Here’s the thing, though: A lot of modern firearms class curricula are structured around the fact that everybody’s going to be carrying some flavor of double-stack semi-auto with a minimum capacity of 10 rounds. As an example, the e-mail sent by the late Todd Green for his pistol-training.com (P-T) classes instructed students to bring enough spare magazines that when their relay stepped up to the line, they had at least 50 rounds in loaded mags on their person.
I took my first P-T class with Green using a .45 ACP 1911-pattern pistol and I remember spending half the class feverishly thumbing rounds into mags. I don’t even “have” enough 3913 magazines to hold 50 rounds, clearly a shortcoming I need to fix.

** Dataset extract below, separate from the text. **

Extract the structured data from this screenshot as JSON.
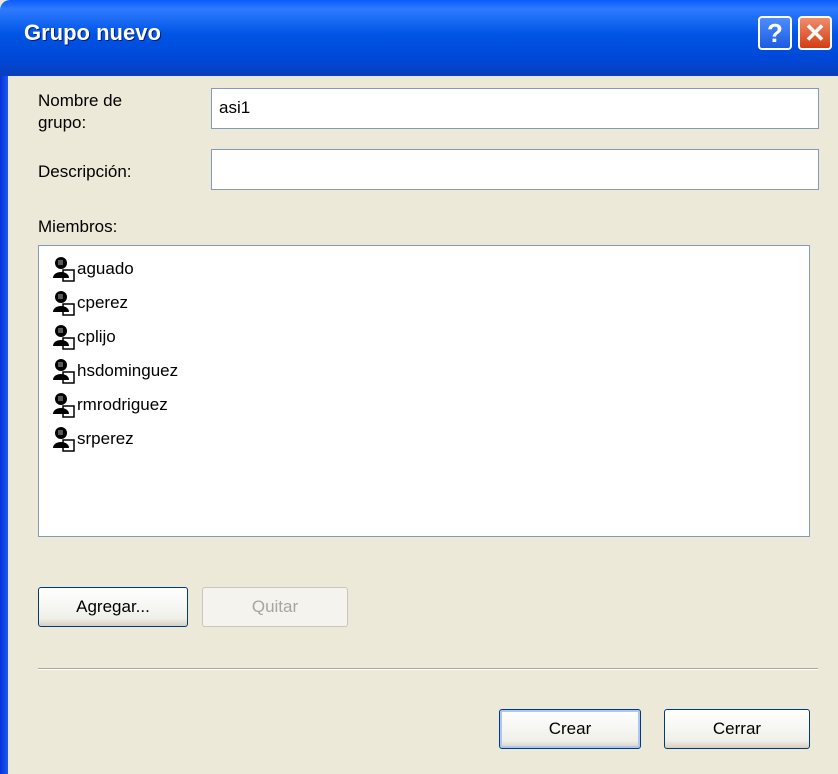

Lastly come spare parts. At a minimum, if you’re planning on putting serious miles on guns that you’re also going to count on for carry, you want to be well-stocked on recoil springs and maybe a spare extractor. Depending on your particular firearm, though, there may be other known problem areas; maybe they eat locking blocks or trigger-return springs or something else. Brand-specific forums can be a gold mine for this sort of info; look past the fanboys and get advice from the clear-eyed devotees who know both the strengths and weaknesses of your chosen platform.
Whether it’s an old and discontinued platform or a current-production-but-off-the-beaten-path oddball import, these are the sorts of things you want to check out before you decide to make a deep, high-round count, multi-year commitment to a pistol that’s a little funkier than what’s currently floating around in the mainstream.
Get a spare gun in case your blaster takes a dump at a class or match in the middle of nowhere. Get your holster, magazine and spare parts situations sorted before you are hip-deep into shooting the new gun. And, for heaven’s sake, check the price and availability of case lots of that magical 10.73×22 mmR Ruritanian surplus ammunition before you fall in love and decide that the Ruritanian P1987m is simply the must-have gun for you.